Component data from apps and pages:
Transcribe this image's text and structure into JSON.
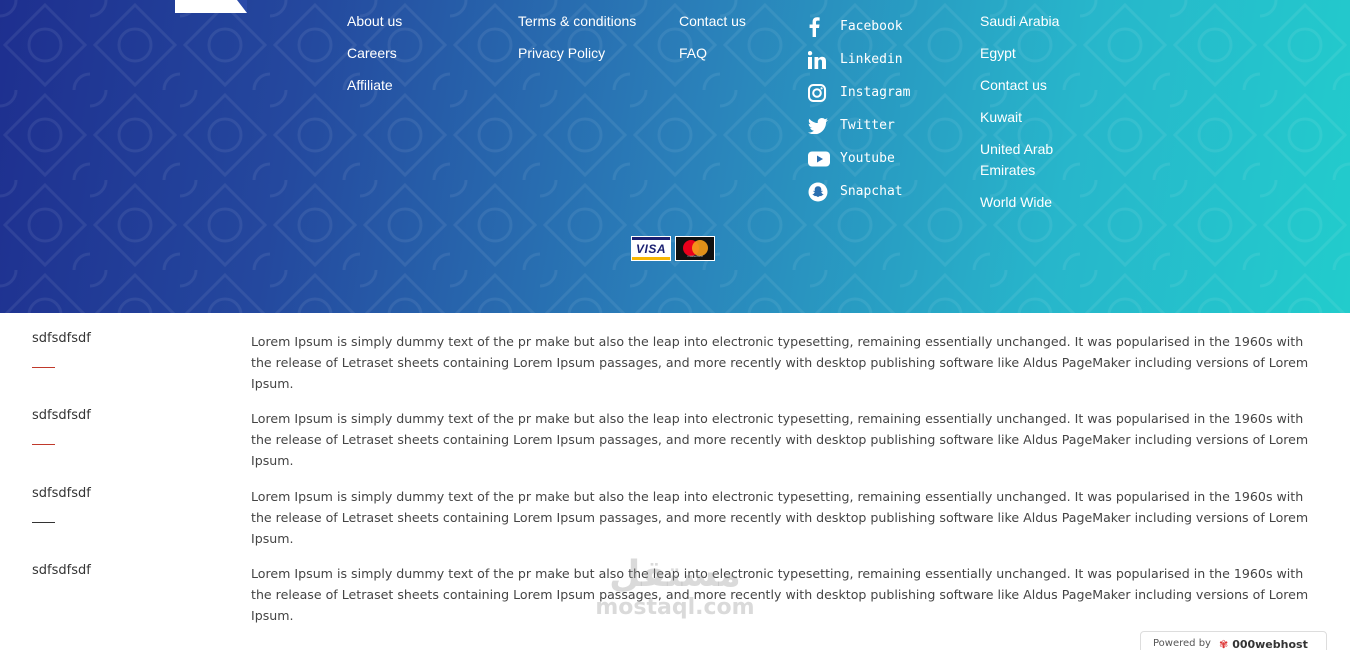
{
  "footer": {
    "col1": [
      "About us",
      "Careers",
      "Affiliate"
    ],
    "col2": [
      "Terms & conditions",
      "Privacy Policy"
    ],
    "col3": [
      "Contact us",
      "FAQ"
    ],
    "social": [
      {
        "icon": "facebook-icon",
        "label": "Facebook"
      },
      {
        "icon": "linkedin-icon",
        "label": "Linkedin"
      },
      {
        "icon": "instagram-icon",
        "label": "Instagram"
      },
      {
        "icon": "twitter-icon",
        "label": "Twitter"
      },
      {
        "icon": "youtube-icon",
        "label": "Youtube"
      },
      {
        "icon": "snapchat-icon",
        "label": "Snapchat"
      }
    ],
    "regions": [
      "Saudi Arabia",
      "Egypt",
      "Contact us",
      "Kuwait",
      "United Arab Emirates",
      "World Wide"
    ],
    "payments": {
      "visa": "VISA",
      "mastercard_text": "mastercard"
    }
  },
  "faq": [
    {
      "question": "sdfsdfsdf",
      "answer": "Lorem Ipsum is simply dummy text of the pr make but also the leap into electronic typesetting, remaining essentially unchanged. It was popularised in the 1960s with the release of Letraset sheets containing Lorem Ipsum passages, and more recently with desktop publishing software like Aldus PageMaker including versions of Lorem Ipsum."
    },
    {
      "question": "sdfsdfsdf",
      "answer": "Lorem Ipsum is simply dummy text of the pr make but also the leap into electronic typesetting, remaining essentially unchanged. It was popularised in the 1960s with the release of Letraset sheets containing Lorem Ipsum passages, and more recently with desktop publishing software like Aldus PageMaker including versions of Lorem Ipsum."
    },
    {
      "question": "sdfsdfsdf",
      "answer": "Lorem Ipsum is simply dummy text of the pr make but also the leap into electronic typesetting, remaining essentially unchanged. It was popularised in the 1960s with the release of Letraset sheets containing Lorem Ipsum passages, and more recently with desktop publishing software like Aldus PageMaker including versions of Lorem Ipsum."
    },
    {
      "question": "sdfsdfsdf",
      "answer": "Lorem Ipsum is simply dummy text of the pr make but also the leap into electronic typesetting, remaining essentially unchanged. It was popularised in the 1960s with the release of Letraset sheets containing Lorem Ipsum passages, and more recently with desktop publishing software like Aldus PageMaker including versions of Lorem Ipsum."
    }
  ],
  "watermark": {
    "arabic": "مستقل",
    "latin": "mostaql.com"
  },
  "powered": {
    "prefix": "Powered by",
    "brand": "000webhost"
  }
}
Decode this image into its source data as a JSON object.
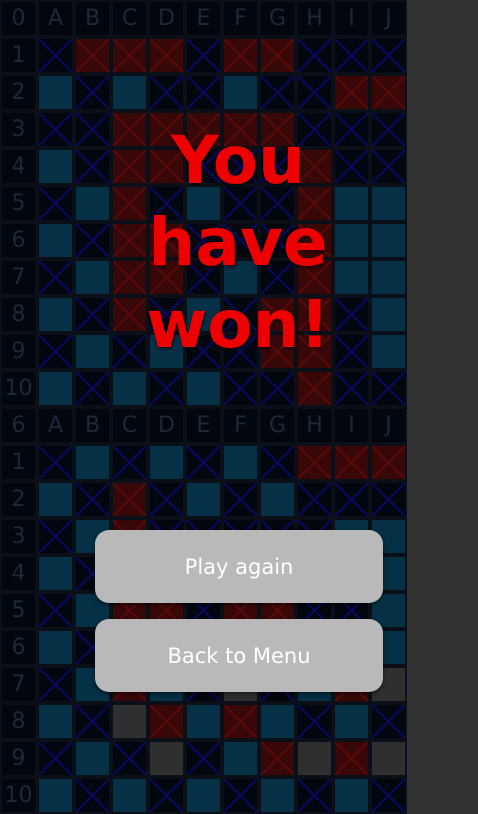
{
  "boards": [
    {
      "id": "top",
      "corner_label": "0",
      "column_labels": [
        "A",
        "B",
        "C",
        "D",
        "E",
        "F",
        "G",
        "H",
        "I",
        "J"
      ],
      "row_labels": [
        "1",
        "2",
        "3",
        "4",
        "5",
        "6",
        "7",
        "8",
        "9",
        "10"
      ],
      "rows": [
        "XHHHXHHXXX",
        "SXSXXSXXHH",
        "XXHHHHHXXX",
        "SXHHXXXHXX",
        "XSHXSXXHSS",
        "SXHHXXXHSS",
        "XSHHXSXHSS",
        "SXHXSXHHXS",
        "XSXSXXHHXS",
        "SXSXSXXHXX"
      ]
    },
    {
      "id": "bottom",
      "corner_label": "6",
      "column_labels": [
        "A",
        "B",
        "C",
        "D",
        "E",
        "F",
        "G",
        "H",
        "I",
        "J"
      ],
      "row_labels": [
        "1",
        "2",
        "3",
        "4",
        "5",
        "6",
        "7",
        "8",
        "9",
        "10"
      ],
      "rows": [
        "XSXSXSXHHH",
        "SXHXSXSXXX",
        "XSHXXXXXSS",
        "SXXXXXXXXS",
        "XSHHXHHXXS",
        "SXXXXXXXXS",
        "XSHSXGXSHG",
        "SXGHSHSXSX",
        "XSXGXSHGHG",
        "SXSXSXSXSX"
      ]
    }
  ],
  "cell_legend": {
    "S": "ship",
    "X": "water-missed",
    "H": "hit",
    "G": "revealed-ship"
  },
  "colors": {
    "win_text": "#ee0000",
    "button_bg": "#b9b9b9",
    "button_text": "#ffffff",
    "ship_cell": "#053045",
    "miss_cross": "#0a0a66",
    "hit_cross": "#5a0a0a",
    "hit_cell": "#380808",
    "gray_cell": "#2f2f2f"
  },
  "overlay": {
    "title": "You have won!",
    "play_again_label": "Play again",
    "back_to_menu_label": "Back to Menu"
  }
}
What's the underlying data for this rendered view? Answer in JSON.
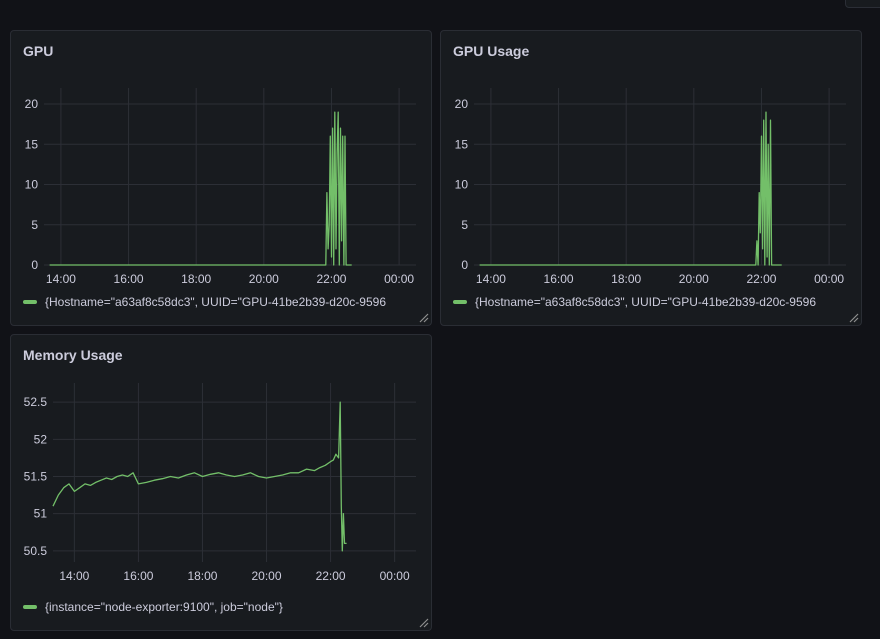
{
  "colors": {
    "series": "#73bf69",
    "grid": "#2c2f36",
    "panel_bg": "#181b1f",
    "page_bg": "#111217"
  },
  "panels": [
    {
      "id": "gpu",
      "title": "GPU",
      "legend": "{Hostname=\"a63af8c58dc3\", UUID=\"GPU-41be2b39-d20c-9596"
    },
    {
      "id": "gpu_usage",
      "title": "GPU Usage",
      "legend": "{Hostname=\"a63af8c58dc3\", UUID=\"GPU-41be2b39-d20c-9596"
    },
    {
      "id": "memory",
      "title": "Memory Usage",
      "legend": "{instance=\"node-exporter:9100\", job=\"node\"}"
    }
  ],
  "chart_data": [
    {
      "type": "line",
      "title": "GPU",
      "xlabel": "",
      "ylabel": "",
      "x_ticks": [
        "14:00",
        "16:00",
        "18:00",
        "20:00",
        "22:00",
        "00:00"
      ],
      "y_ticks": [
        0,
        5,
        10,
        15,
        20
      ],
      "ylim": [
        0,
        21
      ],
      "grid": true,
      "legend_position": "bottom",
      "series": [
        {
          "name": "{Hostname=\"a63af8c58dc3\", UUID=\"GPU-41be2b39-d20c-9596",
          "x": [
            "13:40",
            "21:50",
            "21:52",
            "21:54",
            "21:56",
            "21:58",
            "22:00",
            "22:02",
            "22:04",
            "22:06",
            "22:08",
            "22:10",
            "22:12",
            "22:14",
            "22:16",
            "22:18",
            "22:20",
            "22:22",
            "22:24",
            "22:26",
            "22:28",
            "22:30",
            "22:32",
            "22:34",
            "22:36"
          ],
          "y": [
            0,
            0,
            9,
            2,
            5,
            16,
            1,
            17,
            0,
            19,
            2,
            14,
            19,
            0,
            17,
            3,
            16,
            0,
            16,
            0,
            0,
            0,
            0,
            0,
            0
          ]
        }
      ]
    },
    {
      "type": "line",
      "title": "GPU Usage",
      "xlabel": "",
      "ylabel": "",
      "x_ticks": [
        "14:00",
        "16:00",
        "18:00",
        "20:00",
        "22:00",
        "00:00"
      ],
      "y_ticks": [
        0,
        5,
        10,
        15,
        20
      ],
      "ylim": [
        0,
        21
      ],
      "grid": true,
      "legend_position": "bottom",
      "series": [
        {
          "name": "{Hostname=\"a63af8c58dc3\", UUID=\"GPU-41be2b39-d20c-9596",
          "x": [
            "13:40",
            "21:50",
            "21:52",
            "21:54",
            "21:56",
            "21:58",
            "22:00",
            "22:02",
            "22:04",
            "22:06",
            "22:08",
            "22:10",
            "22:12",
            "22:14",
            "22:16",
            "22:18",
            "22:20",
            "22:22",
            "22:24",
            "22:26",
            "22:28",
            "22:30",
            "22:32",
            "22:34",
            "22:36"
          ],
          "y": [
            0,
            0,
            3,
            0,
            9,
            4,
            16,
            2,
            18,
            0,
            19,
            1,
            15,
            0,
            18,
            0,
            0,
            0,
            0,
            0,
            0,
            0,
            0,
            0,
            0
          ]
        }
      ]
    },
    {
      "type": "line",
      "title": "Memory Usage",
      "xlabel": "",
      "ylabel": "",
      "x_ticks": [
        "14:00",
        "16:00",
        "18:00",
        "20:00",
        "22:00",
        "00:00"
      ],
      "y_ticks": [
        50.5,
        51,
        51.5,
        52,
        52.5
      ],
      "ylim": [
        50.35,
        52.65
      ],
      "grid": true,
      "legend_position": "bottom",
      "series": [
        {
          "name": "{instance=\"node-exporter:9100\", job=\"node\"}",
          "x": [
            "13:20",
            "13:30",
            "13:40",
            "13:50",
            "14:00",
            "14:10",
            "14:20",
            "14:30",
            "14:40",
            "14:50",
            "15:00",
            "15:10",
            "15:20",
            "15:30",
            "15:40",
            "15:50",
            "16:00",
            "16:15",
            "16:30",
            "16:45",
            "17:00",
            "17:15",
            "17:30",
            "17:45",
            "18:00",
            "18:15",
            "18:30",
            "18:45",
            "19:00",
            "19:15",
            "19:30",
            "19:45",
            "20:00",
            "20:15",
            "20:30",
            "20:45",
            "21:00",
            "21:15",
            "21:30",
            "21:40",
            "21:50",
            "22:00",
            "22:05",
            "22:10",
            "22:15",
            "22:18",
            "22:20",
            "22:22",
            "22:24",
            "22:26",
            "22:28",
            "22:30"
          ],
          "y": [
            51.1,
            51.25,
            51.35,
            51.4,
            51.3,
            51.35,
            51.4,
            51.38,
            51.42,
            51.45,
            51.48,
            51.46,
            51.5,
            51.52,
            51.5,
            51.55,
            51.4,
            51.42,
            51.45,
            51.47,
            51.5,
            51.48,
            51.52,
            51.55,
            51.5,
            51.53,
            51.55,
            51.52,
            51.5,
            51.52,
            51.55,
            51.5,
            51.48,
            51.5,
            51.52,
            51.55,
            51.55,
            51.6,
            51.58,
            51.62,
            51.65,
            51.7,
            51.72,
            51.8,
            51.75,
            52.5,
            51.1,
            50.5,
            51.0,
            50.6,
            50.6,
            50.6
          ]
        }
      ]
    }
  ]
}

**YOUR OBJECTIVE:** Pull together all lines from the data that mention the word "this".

**OUTPUT OF THE TASK:**
Transcribe this image's text and structure into JSON.
Decode this image into its source data as a JSON object.
What's the underlying data for this rendered view? Answer in JSON.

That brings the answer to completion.